In August 2014, FMCSA announced by notice in the Federal Register that it had retained a neutral convener, and was exploring the possibility of proceeding with a negotiated rulemaking. The convener interviewed stakeholders and has recommended proceeding with a negotiated rulemaking.

The Moving Ahead for Progress in the 21st Century Act (MAP-21) directs FMCSA to establish minimum training requirements for individuals seeking to obtain an intrastate or interstate commercial driver’s license (CDL) and become a professional truck or bus operator.

The agency seeks to ensure a wide range of candidates are considered to achieve a balanced committee. Persons who will be significantly affected and believe their interests will not be represented on the proposed committee are encouraged to nominate themselves or another person.

American Trucking Association names truck drivers for America’s Road Team

Saturday, November 24th, 2012

The American Trucking Association has selected a group of truck drivers to become a part of America’s Road Team.

America

Truck driver shortage temporary, limited

Sunday, November 11th, 2012

According to a new industry analysis, the truck driver shortage isn’t as huge and all-encompassing as previously reported.

American Trucking Associations released an analysis of the shortage of truck drivers, concluding that the current shortage is acute and limited primarily to the truckload sector of the industry; but that long-term trends could cause the shortage to explode in the next decade.

American Trucking Associations is the largest national trade association for the trucking industry. Through a federation of 50 affiliated state trucking associations and industry-related conferences and councils, ATA is the voice of the industry America depends on most to move our nation

FMCSA focuses on truck driver jobs during emergency situation

Monday, October 29th, 2012

As Hurricane Sandy makes landfall the FMCSA has issued a regional emergency warning for truck drivers.

The declaration was issued by Curtis L. Thomas, Regional Field Administrator of the Federal Motor Carrier Safety Administration.

Such emergency is in response to Hurricane Sandy and its possible effects on people and property, including an immediate threat to human life or public welfare in the Eastern United States.

The emergency exemption is issued as a result of extreme weather conditions, shortages, and interruptions in the availability and/or delivery and repair of services and property throughout the States affected in the Eastern Region to include the following: Connecticut, Delaware, the District of Columbia, Maine, Maryland, Massachusetts, New Hampshire, New Jersey, New York, Pennsylvania, Rhode Island, Vermont, Virginia and West Virginia. It is effective beginning October 29, 2012.

This declaration of emergency provides relief for commercial motor vehicles operations while providing these emergency materials and services to customers in the above mentioned states during the emergency. This exemption applies only to those operations providing direct assistance to the emergency relief effort. Direct assistance terminates when a driver or commercial motor vehicle is used in interstate commerce to transport cargo or provide services not destined for the emergency relief effort or when the motor carrier operation dispatches such driver or vehicle to another location to begin operations in furtherance of commerce.

Motor carriers or drivers currently subject to an out-of-service order are not eligible for the exemption until the order expires or they have met the conditions for its rescission.
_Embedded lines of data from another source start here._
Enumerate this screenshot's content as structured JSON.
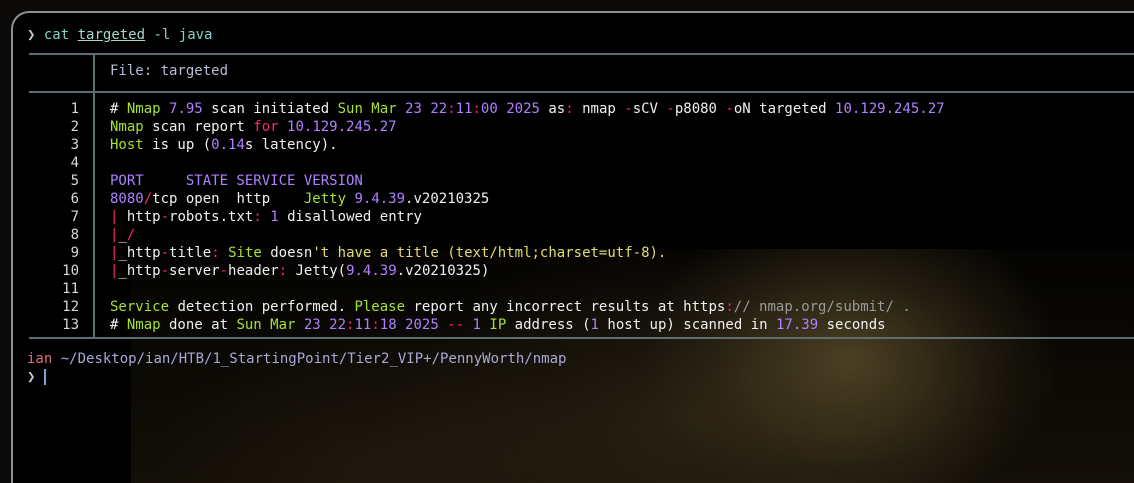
{
  "command": {
    "arrow": "❯",
    "cmd": "cat",
    "arg": "targeted",
    "flags": "-l java"
  },
  "file_header": {
    "label": "File: ",
    "name": "targeted"
  },
  "line_numbers": [
    "1",
    "2",
    "3",
    "4",
    "5",
    "6",
    "7",
    "8",
    "9",
    "10",
    "11",
    "12",
    "13"
  ],
  "lines": [
    [
      [
        "w",
        "# "
      ],
      [
        "g",
        "Nmap"
      ],
      [
        "w",
        " "
      ],
      [
        "p",
        "7.95"
      ],
      [
        "w",
        " scan initiated "
      ],
      [
        "g",
        "Sun Mar "
      ],
      [
        "p",
        "23 22"
      ],
      [
        "r",
        ":"
      ],
      [
        "p",
        "11"
      ],
      [
        "r",
        ":"
      ],
      [
        "p",
        "00 2025"
      ],
      [
        "w",
        " as"
      ],
      [
        "r",
        ":"
      ],
      [
        "w",
        " nmap "
      ],
      [
        "r",
        "-"
      ],
      [
        "w",
        "sCV "
      ],
      [
        "r",
        "-"
      ],
      [
        "w",
        "p8080 "
      ],
      [
        "r",
        "-"
      ],
      [
        "w",
        "oN targeted "
      ],
      [
        "p",
        "10.129.245.27"
      ]
    ],
    [
      [
        "g",
        "Nmap"
      ],
      [
        "w",
        " scan report "
      ],
      [
        "r",
        "for"
      ],
      [
        "w",
        " "
      ],
      [
        "p",
        "10.129.245.27"
      ]
    ],
    [
      [
        "g",
        "Host"
      ],
      [
        "w",
        " is up ("
      ],
      [
        "p",
        "0.14"
      ],
      [
        "w",
        "s latency)."
      ]
    ],
    [],
    [
      [
        "p",
        "PORT     STATE SERVICE VERSION"
      ]
    ],
    [
      [
        "p",
        "8080"
      ],
      [
        "r",
        "/"
      ],
      [
        "w",
        "tcp open  http    "
      ],
      [
        "g",
        "Jetty"
      ],
      [
        "w",
        " "
      ],
      [
        "p",
        "9.4.39"
      ],
      [
        "w",
        ".v20210325"
      ]
    ],
    [
      [
        "r",
        "|"
      ],
      [
        "w",
        " http"
      ],
      [
        "r",
        "-"
      ],
      [
        "w",
        "robots.txt"
      ],
      [
        "r",
        ":"
      ],
      [
        "w",
        " "
      ],
      [
        "p",
        "1"
      ],
      [
        "w",
        " disallowed entry"
      ]
    ],
    [
      [
        "r",
        "|"
      ],
      [
        "w",
        "_"
      ],
      [
        "r",
        "/"
      ]
    ],
    [
      [
        "r",
        "|"
      ],
      [
        "w",
        "_http"
      ],
      [
        "r",
        "-"
      ],
      [
        "w",
        "title"
      ],
      [
        "r",
        ":"
      ],
      [
        "w",
        " "
      ],
      [
        "g",
        "Site"
      ],
      [
        "w",
        " doesn"
      ],
      [
        "y",
        "'t have a title (text/html;charset=utf-8)."
      ]
    ],
    [
      [
        "r",
        "|"
      ],
      [
        "w",
        "_http"
      ],
      [
        "r",
        "-"
      ],
      [
        "w",
        "server"
      ],
      [
        "r",
        "-"
      ],
      [
        "w",
        "header"
      ],
      [
        "r",
        ":"
      ],
      [
        "w",
        " Jetty("
      ],
      [
        "p",
        "9.4.39"
      ],
      [
        "w",
        ".v20210325)"
      ]
    ],
    [],
    [
      [
        "g",
        "Service"
      ],
      [
        "w",
        " detection performed. "
      ],
      [
        "g",
        "Please"
      ],
      [
        "w",
        " report any incorrect results at https"
      ],
      [
        "r",
        ":"
      ],
      [
        "dim",
        "// nmap.org/submit/ ."
      ]
    ],
    [
      [
        "w",
        "# "
      ],
      [
        "g",
        "Nmap"
      ],
      [
        "w",
        " done at "
      ],
      [
        "g",
        "Sun Mar "
      ],
      [
        "p",
        "23 22"
      ],
      [
        "r",
        ":"
      ],
      [
        "p",
        "11"
      ],
      [
        "r",
        ":"
      ],
      [
        "p",
        "18 2025"
      ],
      [
        "w",
        " "
      ],
      [
        "r",
        "--"
      ],
      [
        "w",
        " "
      ],
      [
        "p",
        "1"
      ],
      [
        "w",
        " "
      ],
      [
        "g",
        "IP"
      ],
      [
        "w",
        " address ("
      ],
      [
        "p",
        "1"
      ],
      [
        "w",
        " host up) scanned in "
      ],
      [
        "p",
        "17.39"
      ],
      [
        "w",
        " seconds"
      ]
    ]
  ],
  "prompt": {
    "user": "ian",
    "path": " ~/Desktop/ian/HTB/1_StartingPoint/Tier2_VIP+/PennyWorth/nmap",
    "arrow": "❯"
  }
}
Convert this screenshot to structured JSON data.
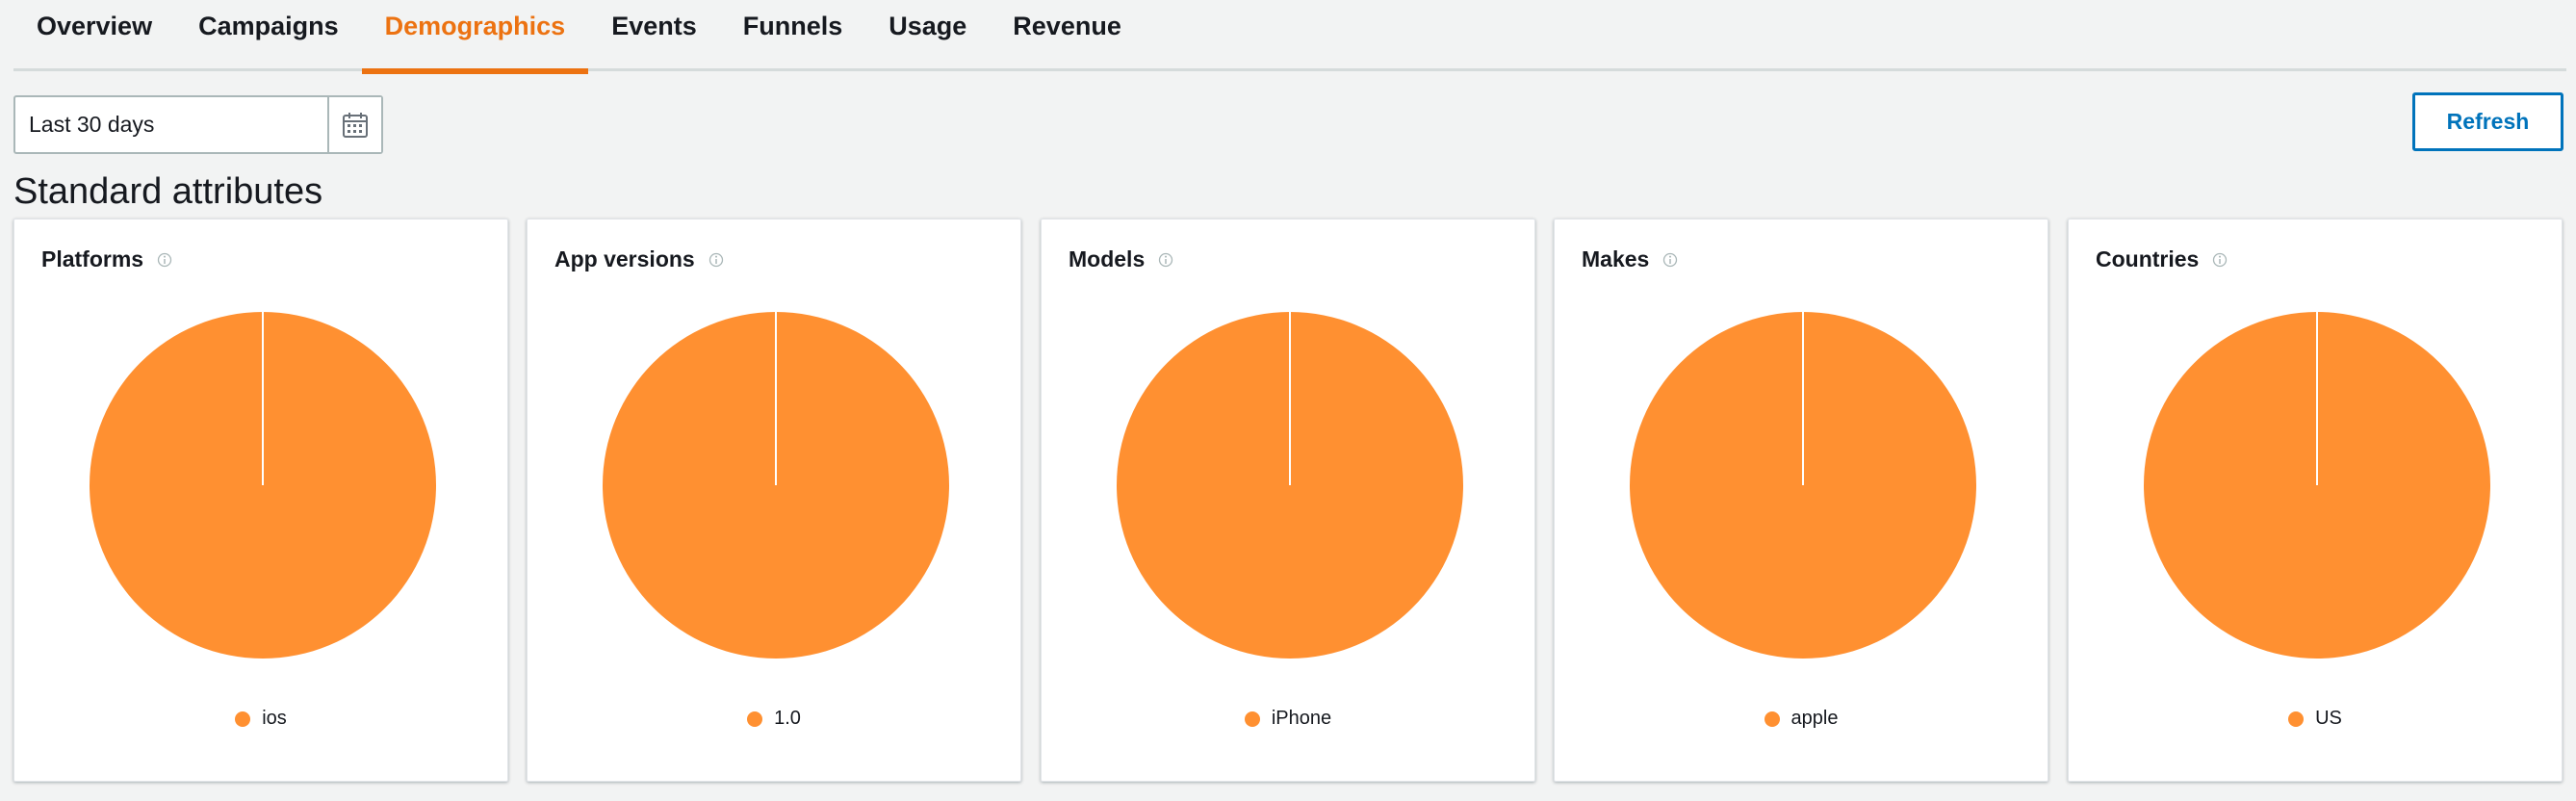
{
  "tabs": [
    {
      "label": "Overview",
      "active": false
    },
    {
      "label": "Campaigns",
      "active": false
    },
    {
      "label": "Demographics",
      "active": true
    },
    {
      "label": "Events",
      "active": false
    },
    {
      "label": "Funnels",
      "active": false
    },
    {
      "label": "Usage",
      "active": false
    },
    {
      "label": "Revenue",
      "active": false
    }
  ],
  "date_range": {
    "value": "Last 30 days"
  },
  "refresh_label": "Refresh",
  "section_title": "Standard attributes",
  "colors": {
    "accent": "#ec7211",
    "slice": "#ff9031",
    "link": "#0073bb"
  },
  "cards": [
    {
      "title": "Platforms"
    },
    {
      "title": "App versions"
    },
    {
      "title": "Models"
    },
    {
      "title": "Makes"
    },
    {
      "title": "Countries"
    }
  ],
  "chart_data": [
    {
      "type": "pie",
      "title": "Platforms",
      "slices": [
        {
          "label": "ios",
          "value": 100
        }
      ]
    },
    {
      "type": "pie",
      "title": "App versions",
      "slices": [
        {
          "label": "1.0",
          "value": 100
        }
      ]
    },
    {
      "type": "pie",
      "title": "Models",
      "slices": [
        {
          "label": "iPhone",
          "value": 100
        }
      ]
    },
    {
      "type": "pie",
      "title": "Makes",
      "slices": [
        {
          "label": "apple",
          "value": 100
        }
      ]
    },
    {
      "type": "pie",
      "title": "Countries",
      "slices": [
        {
          "label": "US",
          "value": 100
        }
      ]
    }
  ]
}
Drivers for motor carriers operating under this declaration must have a copy of the declaration in their possession.

Consistent with Title 49 CFR Part 390.23, the emergency notice will remain in effect for the duration of the emergency (as defined in Title 49 CFR Part 390.5) or 15 days (11:59 P.M., EST, November 12, 2012) whichever is less.